Facebook-owend virtual reality firm Oculus has been at the centre of a lawsuit since ZeniMax (parent company of iD Software, the studio that created Doom) accused now Oculus CTO John Carmack of taking intellectual property with him when he left iD. Tuesday saw Facebook CEO Mark Zuckerberg take to the stand, and on Thursday it was Oculus founder Palmer Luckey's turn.
According to Bloomberg, Luckey denied ZeniMax’s claims that he violated a non-disclosure agreement he signed after the convention that barred him from sharing secrets about how the device works. He said that in showing the headset to the investors he relied only on “executable code” that didn’t reveal the underlying proprietary source code. He said: “I didn’t take confidential code. I ran it and demonstrated it through the headset. It is not true I took the code.”
The entirety of the lawsuit challenges Oculus' origin story, claiming that Luckey lacked the expertise to develop the virtual reality technology. Gizmodo reported that part of a heated exchange between Luckey and the prosecution focused on his lack of college degree, while Facebook's lawyers emphasised his hobbyist interests and electronics tinkering from the age of nine.
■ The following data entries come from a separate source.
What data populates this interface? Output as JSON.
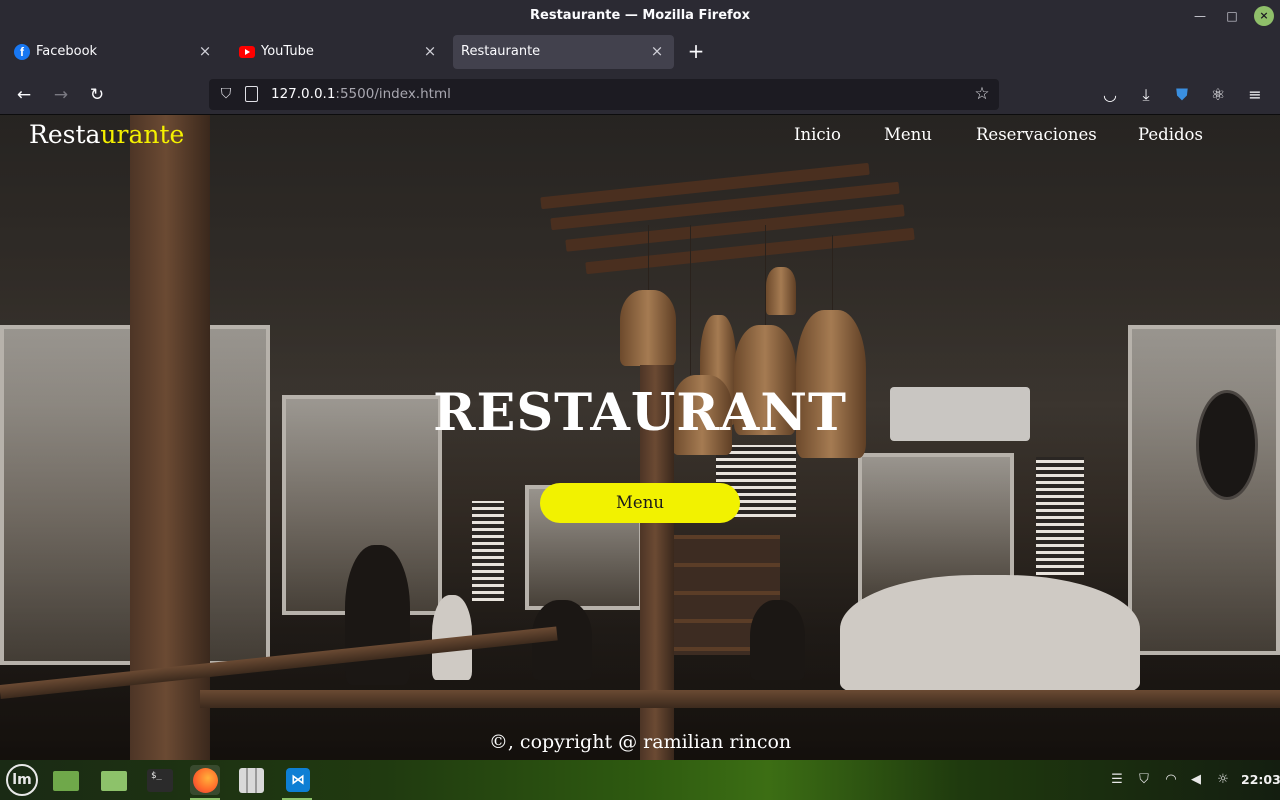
{
  "window": {
    "title": "Restaurante — Mozilla Firefox"
  },
  "tabs": [
    {
      "label": "Facebook",
      "favicon": "facebook-icon",
      "active": false
    },
    {
      "label": "YouTube",
      "favicon": "youtube-icon",
      "active": false
    },
    {
      "label": "Restaurante",
      "favicon": "",
      "active": true
    }
  ],
  "urlbar": {
    "host": "127.0.0.1",
    "rest": ":5500/index.html"
  },
  "site": {
    "logo_main": "Resta",
    "logo_accent": "urante",
    "nav": [
      "Inicio",
      "Menu",
      "Reservaciones",
      "Pedidos"
    ],
    "hero_title": "RESTAURANT",
    "hero_button": "Menu",
    "footer": "©, copyright @ ramilian rincon",
    "accent_color": "#f5f100"
  },
  "taskbar": {
    "clock": "22:03"
  },
  "icons": {
    "back": "←",
    "forward": "→",
    "reload": "↻",
    "star": "☆",
    "newtab": "+",
    "close": "×",
    "minimize": "—",
    "maximize": "□",
    "window_close": "×",
    "menu": "≡",
    "download": "⤓"
  }
}
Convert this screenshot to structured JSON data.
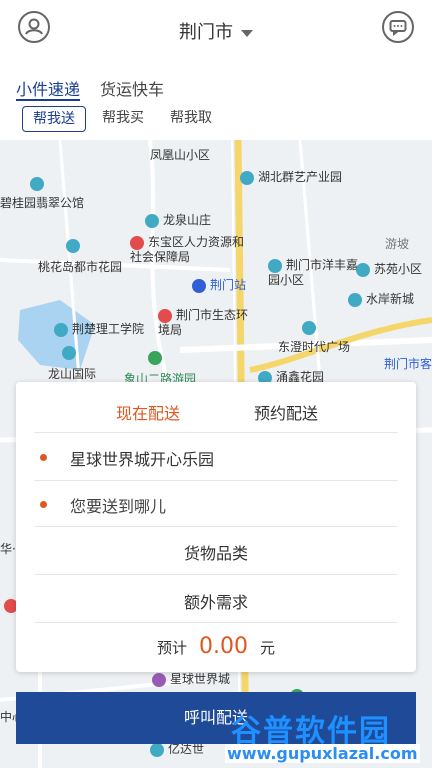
{
  "header": {
    "city": "荆门市"
  },
  "tabs": {
    "primary": [
      "小件速递",
      "货运快车"
    ],
    "chips": [
      "帮我送",
      "帮我买",
      "帮我取"
    ]
  },
  "map": {
    "pois": [
      "凤凰山小区",
      "湖北群艺产业园",
      "碧桂园翡翠公馆",
      "龙泉山庄",
      "东宝区人力资源和社会保障局",
      "游坡",
      "桃花岛都市花园",
      "荆门站",
      "荆门市洋丰嘉园小区",
      "苏苑小区",
      "水岸新城",
      "荆楚理工学院",
      "荆门市生态环境局",
      "东澄时代广场",
      "龙山国际",
      "象山二路游园",
      "涌鑫花园",
      "荆门市客",
      "星球世界城",
      "亿达世",
      "华·",
      "中心"
    ]
  },
  "card": {
    "mode_now": "现在配送",
    "mode_scheduled": "预约配送",
    "from_address": "星球世界城开心乐园",
    "to_placeholder": "您要送到哪儿",
    "goods_type": "货物品类",
    "extra_requirements": "额外需求",
    "estimate_label": "预计",
    "estimate_value": "0.00",
    "currency_unit": "元"
  },
  "bottom": {
    "call_button": "呼叫配送"
  },
  "watermark": {
    "logo": "谷普软件园",
    "url": "www.gupuxlazal.com"
  },
  "colors": {
    "brand_blue": "#1f4a98",
    "accent_orange": "#e0561e"
  }
}
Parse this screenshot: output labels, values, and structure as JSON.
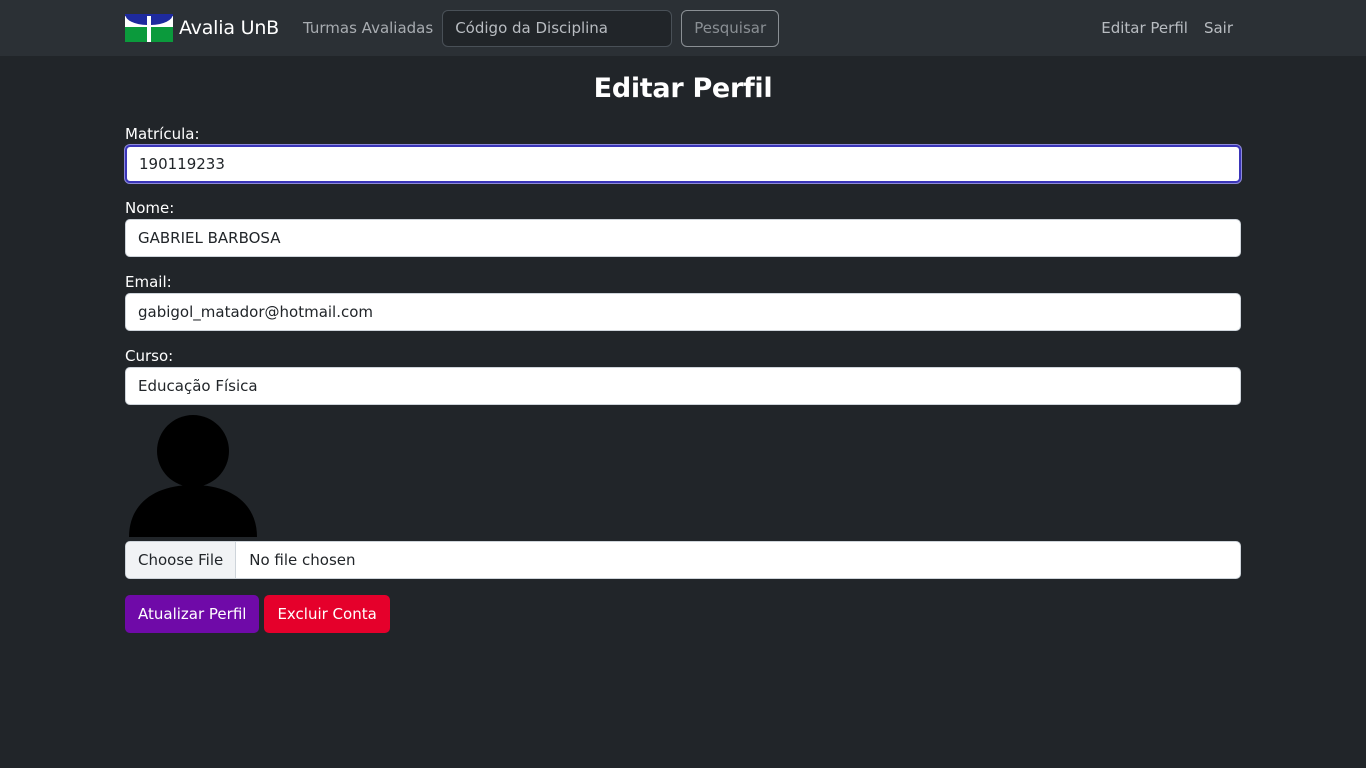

In 2014, Carmack stated that ZeniMax owns the code he wrote while working there but "they don't own VR". According to Oculus, Luckey sent Carmack a protoype of the Rift headset in 2012, and demoed a ported version of Doom 3 for it, before iD to join the company in 2013.
This was the first public appearance for the Oculus founder since it emerged that he was funding 'shitposting' groups online which were pushing anti-Hilary Clinton memes online. Luckey had donated $10,000 to a pro-Trump group called Nimble America that has a stated purpose to prove that "shitposting is powerful and meme magic is real". In light of the controversy, Luckey skipped a large Oculus event in October.
It is expected that former Oculus CEO Brendan Iribe will testify soon and that a jury verdict could occur as soon as next week.